Studying up on [1] and [3], I suspect that the $\mathsf{AM}$ protocol that Kuperberg has in mind entails finding a prime $p$ such that not only $S=0$ modulo $p$, but also, for some random hash $H$ onto a codomain of an appropriately large size, $H(p)=0$. This shows that there are a *lot* of primes $p$ such that $S=0$ mod $p$ (Kuperberg's $\mathsf{NP}$ certificate only needs one prime $p$.)

Such a protocol from [3] is based on the same universal hashing used in [4], which gives a *public coin* protocol for Graph Non Isomorphism based on hashing a random permutation of one of the two given adjacency matrices.

However, as addressed in a question from a sister site, it's not immediately clear how to convert the results of [3] into a interactive protocol, wherein, in order to convince the verifier, the prover is *not allowed* to see the random choices made by the verifier.

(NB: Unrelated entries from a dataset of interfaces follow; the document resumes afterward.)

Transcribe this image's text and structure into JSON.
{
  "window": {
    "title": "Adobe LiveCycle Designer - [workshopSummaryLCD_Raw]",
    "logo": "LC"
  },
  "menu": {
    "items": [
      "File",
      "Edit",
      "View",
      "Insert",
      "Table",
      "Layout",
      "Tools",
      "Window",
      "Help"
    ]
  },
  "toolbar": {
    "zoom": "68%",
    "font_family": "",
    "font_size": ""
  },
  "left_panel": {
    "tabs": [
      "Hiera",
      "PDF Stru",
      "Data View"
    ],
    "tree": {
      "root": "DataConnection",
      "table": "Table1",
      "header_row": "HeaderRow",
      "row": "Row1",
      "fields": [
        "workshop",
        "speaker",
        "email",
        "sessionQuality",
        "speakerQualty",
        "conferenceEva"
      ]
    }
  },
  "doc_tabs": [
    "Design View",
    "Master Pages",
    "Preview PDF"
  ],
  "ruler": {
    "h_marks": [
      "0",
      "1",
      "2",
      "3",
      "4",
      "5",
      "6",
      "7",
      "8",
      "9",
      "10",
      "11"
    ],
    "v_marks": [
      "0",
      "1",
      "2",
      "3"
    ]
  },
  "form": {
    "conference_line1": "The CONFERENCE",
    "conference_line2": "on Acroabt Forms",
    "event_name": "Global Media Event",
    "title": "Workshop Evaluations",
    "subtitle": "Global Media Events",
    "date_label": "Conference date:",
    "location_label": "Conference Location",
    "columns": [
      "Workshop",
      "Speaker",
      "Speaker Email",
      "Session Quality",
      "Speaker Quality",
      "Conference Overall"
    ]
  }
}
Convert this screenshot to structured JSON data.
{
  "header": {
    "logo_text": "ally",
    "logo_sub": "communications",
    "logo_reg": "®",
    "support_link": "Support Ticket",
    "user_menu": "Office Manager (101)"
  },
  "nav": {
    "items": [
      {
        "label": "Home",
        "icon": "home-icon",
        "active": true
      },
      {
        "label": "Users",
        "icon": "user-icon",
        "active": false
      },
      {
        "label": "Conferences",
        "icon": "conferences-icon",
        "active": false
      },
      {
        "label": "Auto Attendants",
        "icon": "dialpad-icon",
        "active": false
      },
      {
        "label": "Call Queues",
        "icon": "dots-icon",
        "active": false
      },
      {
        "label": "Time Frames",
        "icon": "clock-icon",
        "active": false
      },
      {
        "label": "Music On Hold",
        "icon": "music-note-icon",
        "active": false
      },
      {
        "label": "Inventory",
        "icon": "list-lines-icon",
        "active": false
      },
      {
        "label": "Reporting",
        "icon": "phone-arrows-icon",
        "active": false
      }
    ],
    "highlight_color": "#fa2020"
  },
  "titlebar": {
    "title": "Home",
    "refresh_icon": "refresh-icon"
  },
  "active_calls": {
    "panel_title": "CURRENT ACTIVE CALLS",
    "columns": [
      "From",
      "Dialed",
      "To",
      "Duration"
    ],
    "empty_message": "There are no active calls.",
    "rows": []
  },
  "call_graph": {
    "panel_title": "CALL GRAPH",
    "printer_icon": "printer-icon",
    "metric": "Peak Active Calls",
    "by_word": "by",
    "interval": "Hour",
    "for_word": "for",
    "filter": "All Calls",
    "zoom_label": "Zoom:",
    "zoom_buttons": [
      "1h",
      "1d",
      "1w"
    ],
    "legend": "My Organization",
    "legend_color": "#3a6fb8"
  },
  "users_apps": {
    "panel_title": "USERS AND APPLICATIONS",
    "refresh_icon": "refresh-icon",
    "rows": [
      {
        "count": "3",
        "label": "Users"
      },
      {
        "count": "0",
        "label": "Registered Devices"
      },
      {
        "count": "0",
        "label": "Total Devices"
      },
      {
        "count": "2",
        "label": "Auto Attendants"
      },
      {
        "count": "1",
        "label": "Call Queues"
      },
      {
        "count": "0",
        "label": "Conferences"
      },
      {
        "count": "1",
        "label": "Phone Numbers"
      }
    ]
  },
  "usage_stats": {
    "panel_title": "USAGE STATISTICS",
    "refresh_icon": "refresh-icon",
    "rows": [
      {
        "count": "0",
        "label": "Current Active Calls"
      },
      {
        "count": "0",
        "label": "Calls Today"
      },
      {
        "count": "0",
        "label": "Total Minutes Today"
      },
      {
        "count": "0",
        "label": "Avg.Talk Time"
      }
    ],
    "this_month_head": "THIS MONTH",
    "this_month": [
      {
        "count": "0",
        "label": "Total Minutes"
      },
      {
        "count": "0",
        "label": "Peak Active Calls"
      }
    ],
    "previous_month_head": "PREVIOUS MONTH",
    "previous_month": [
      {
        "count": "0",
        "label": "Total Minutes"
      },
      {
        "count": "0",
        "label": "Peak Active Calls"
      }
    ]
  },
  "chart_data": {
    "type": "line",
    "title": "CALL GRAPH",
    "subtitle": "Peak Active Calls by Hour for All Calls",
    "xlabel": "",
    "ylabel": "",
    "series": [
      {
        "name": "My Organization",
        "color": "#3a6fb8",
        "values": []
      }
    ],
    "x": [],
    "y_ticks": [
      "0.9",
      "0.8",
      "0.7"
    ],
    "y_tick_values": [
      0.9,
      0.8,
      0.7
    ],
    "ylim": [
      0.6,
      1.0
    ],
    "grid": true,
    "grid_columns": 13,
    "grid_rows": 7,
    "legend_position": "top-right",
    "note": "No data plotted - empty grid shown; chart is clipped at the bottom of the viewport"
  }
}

Is there a way for a (polynomially bounded) verifier to secretly flip a coin and present a (non-polynomially bounded) prover with one of two knot diagrams such that if only one of the diagrams represents the unknot whereas the other knot diagram is not the unknot, the prover can answer which coin was flipped correctly 100% of the time, but if both knot diagrams are of the unknot, the prover only has a 50% chance of answering correctly?

It is worth noting that [1] also mentions another withdrawn attempt at an interactive proof of knottedness. The withdrawn attempt also relied on keeping the verifier's choices hidden from the prover's; instead of presenting knot diagrams, the withdrawn attempt presented random triangulations of *either* a double of $S^3$ *or* of $S^3\setminus T(K_1)$ for some tubular neighborhood $T$ of the test knot $K_1$.

**References**

[1] Greg Kuperberg. Knottedness is in $\mathsf{NP}$, modulo GRH, 2011.

[2] Peter Kronheimer and Tomasz Mrowka. Dehn surgery, the Fundamental Group and $SU(2)$, 2004.

[3] Pascal Koiran. Hilbert’s Nullstellensatz is in the Polynomial Hierarchy, 1996

[4] Shafi Goldwasser and Michael Sipser. Private Coins versus Public Coins in Interactive Proof Systems, 1986.

hidingthe Verifier’s random bits from the Prover, forget the word “private-coin”, it does not mean what you are seeking. $\endgroup$4more comments